◆ **What you are asked to do**: In your copy, include every line of the records exactly and no picture at all.

◆ **Data for this exercise**:
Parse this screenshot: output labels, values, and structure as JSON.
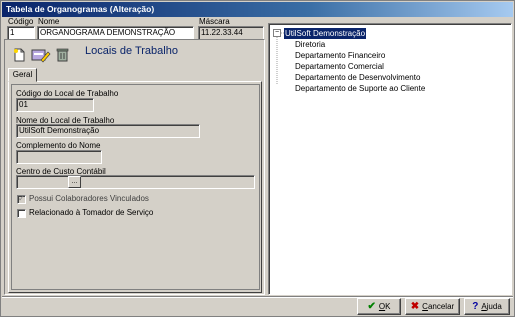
{
  "window": {
    "title": "Tabela de Organogramas (Alteração)"
  },
  "header": {
    "codigo_label": "Código",
    "codigo_value": "1",
    "nome_label": "Nome",
    "nome_value": "ORGANOGRAMA DEMONSTRAÇÃO",
    "mascara_label": "Máscara",
    "mascara_value": "11.22.33.44"
  },
  "section": {
    "title": "Locais de Trabalho",
    "tab_label": "Geral"
  },
  "form": {
    "codigo_local_label": "Código do Local de Trabalho",
    "codigo_local_value": "01",
    "nome_local_label": "Nome do Local de Trabalho",
    "nome_local_value": "UtilSoft Demonstração",
    "complemento_label": "Complemento do Nome",
    "complemento_value": "",
    "centro_custo_label": "Centro de Custo Contábil",
    "centro_custo_value": "",
    "browse_label": "...",
    "check_colaboradores_label": "Possui Colaboradores Vinculados",
    "check_colaboradores_checked": true,
    "check_tomador_label": "Relacionado à Tomador de Serviço",
    "check_tomador_checked": false
  },
  "tree": {
    "root": "UtilSoft Demonstração",
    "expander": "−",
    "children": [
      "Diretoria",
      "Departamento Financeiro",
      "Departamento Comercial",
      "Departamento de Desenvolvimento",
      "Departamento de Suporte ao Cliente"
    ]
  },
  "buttons": {
    "ok_label": "OK",
    "ok_ul": "O",
    "ok_rest": "K",
    "cancel_ul": "C",
    "cancel_rest": "ancelar",
    "help_ul": "A",
    "help_rest": "juda"
  },
  "colors": {
    "title_bar": "#0a246a",
    "heading": "#0a246a",
    "selection": "#0a246a",
    "ok_check": "#008000",
    "cancel_x": "#c00000"
  }
}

◆ **Final answer**:
Parse this screenshot: output labels, values, and structure as JSON.
{
  "window": {
    "title": "Tabela de Organogramas (Alteração)"
  },
  "header": {
    "codigo_label": "Código",
    "codigo_value": "1",
    "nome_label": "Nome",
    "nome_value": "ORGANOGRAMA DEMONSTRAÇÃO",
    "mascara_label": "Máscara",
    "mascara_value": "11.22.33.44"
  },
  "section": {
    "title": "Locais de Trabalho",
    "tab_label": "Geral"
  },
  "form": {
    "codigo_local_label": "Código do Local de Trabalho",
    "codigo_local_value": "01",
    "nome_local_label": "Nome do Local de Trabalho",
    "nome_local_value": "UtilSoft Demonstração",
    "complemento_label": "Complemento do Nome",
    "complemento_value": "",
    "centro_custo_label": "Centro de Custo Contábil",
    "centro_custo_value": "",
    "browse_label": "...",
    "check_colaboradores_label": "Possui Colaboradores Vinculados",
    "check_colaboradores_checked": true,
    "check_tomador_label": "Relacionado à Tomador de Serviço",
    "check_tomador_checked": false
  },
  "tree": {
    "root": "UtilSoft Demonstração",
    "expander": "−",
    "children": [
      "Diretoria",
      "Departamento Financeiro",
      "Departamento Comercial",
      "Departamento de Desenvolvimento",
      "Departamento de Suporte ao Cliente"
    ]
  },
  "buttons": {
    "ok_label": "OK",
    "ok_ul": "O",
    "ok_rest": "K",
    "cancel_ul": "C",
    "cancel_rest": "ancelar",
    "help_ul": "A",
    "help_rest": "juda"
  },
  "colors": {
    "title_bar": "#0a246a",
    "heading": "#0a246a",
    "selection": "#0a246a",
    "ok_check": "#008000",
    "cancel_x": "#c00000"
  }
}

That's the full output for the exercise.